▽

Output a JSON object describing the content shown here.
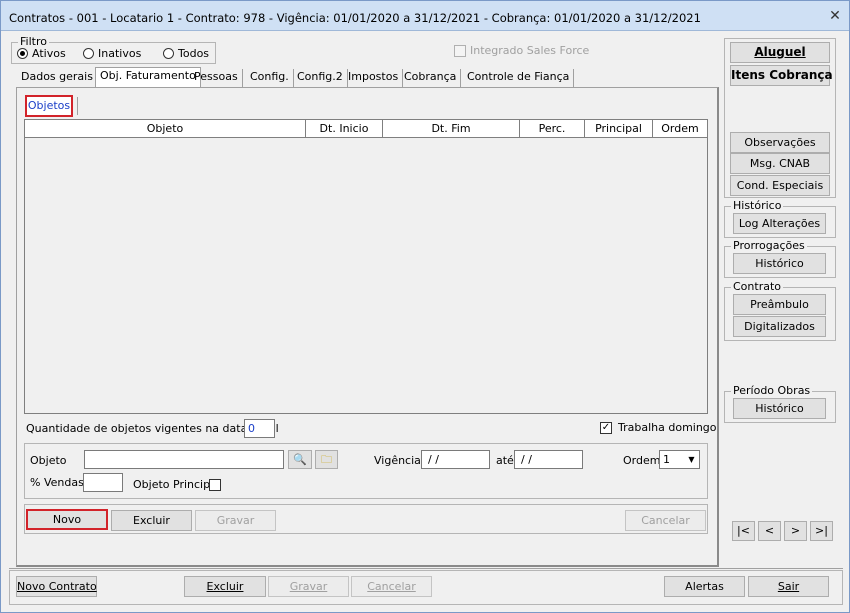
{
  "window": {
    "title": "Contratos - 001 - Locatario 1 - Contrato: 978 - Vigência: 01/01/2020 a 31/12/2021 - Cobrança: 01/01/2020 a 31/12/2021"
  },
  "filter": {
    "title": "Filtro",
    "options": [
      "Ativos",
      "Inativos",
      "Todos"
    ],
    "selected": "Ativos"
  },
  "integrated": {
    "label": "Integrado Sales Force"
  },
  "tabs": [
    "Dados gerais",
    "Obj. Faturamento",
    "Pessoas",
    "Config.",
    "Config.2",
    "Impostos",
    "Cobrança",
    "Controle de Fiança"
  ],
  "active_tab": "Obj. Faturamento",
  "subtab": "Objetos",
  "grid": {
    "columns": [
      "Objeto",
      "Dt. Inicio",
      "Dt. Fim",
      "Perc.",
      "Principal",
      "Ordem"
    ],
    "rows": []
  },
  "qty": {
    "label": "Quantidade de objetos vigentes na data atual",
    "value": "0"
  },
  "trabalha": {
    "label": "Trabalha domingo",
    "checked": true
  },
  "form": {
    "objeto_label": "Objeto",
    "vigencia_label": "Vigência",
    "vigencia_from": "/ /",
    "ate_label": "até",
    "vigencia_to": "/ /",
    "ordem_label": "Ordem",
    "ordem_value": "1",
    "vendas_label": "% Vendas",
    "principal_label": "Objeto Principal"
  },
  "panel_buttons": {
    "novo": "Novo",
    "excluir": "Excluir",
    "gravar": "Gravar",
    "cancelar": "Cancelar"
  },
  "right": {
    "aluguel": "Aluguel",
    "itens": "Itens Cobrança",
    "observacoes": "Observações",
    "msg_cnab": "Msg. CNAB",
    "cond": "Cond. Especiais",
    "historico_title": "Histórico",
    "log": "Log Alterações",
    "prorrogacoes_title": "Prorrogações",
    "prorrogacoes_btn": "Histórico",
    "contrato_title": "Contrato",
    "preambulo": "Preâmbulo",
    "digitalizados": "Digitalizados",
    "obras_title": "Período Obras",
    "obras_btn": "Histórico"
  },
  "nav": {
    "first": "|<",
    "prev": "<",
    "next": ">",
    "last": ">|"
  },
  "footer": {
    "novo_contrato": "Novo Contrato",
    "excluir": "Excluir",
    "gravar": "Gravar",
    "cancelar": "Cancelar",
    "alertas": "Alertas",
    "sair": "Sair"
  }
}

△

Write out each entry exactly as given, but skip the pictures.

→ **Written answer**
Output a JSON object describing the content shown here.
{
  "window": {
    "title": "Contratos - 001 - Locatario 1 - Contrato: 978 - Vigência: 01/01/2020 a 31/12/2021 - Cobrança: 01/01/2020 a 31/12/2021"
  },
  "filter": {
    "title": "Filtro",
    "options": [
      "Ativos",
      "Inativos",
      "Todos"
    ],
    "selected": "Ativos"
  },
  "integrated": {
    "label": "Integrado Sales Force"
  },
  "tabs": [
    "Dados gerais",
    "Obj. Faturamento",
    "Pessoas",
    "Config.",
    "Config.2",
    "Impostos",
    "Cobrança",
    "Controle de Fiança"
  ],
  "active_tab": "Obj. Faturamento",
  "subtab": "Objetos",
  "grid": {
    "columns": [
      "Objeto",
      "Dt. Inicio",
      "Dt. Fim",
      "Perc.",
      "Principal",
      "Ordem"
    ],
    "rows": []
  },
  "qty": {
    "label": "Quantidade de objetos vigentes na data atual",
    "value": "0"
  },
  "trabalha": {
    "label": "Trabalha domingo",
    "checked": true
  },
  "form": {
    "objeto_label": "Objeto",
    "vigencia_label": "Vigência",
    "vigencia_from": "/ /",
    "ate_label": "até",
    "vigencia_to": "/ /",
    "ordem_label": "Ordem",
    "ordem_value": "1",
    "vendas_label": "% Vendas",
    "principal_label": "Objeto Principal"
  },
  "panel_buttons": {
    "novo": "Novo",
    "excluir": "Excluir",
    "gravar": "Gravar",
    "cancelar": "Cancelar"
  },
  "right": {
    "aluguel": "Aluguel",
    "itens": "Itens Cobrança",
    "observacoes": "Observações",
    "msg_cnab": "Msg. CNAB",
    "cond": "Cond. Especiais",
    "historico_title": "Histórico",
    "log": "Log Alterações",
    "prorrogacoes_title": "Prorrogações",
    "prorrogacoes_btn": "Histórico",
    "contrato_title": "Contrato",
    "preambulo": "Preâmbulo",
    "digitalizados": "Digitalizados",
    "obras_title": "Período Obras",
    "obras_btn": "Histórico"
  },
  "nav": {
    "first": "|<",
    "prev": "<",
    "next": ">",
    "last": ">|"
  },
  "footer": {
    "novo_contrato": "Novo Contrato",
    "excluir": "Excluir",
    "gravar": "Gravar",
    "cancelar": "Cancelar",
    "alertas": "Alertas",
    "sair": "Sair"
  }
}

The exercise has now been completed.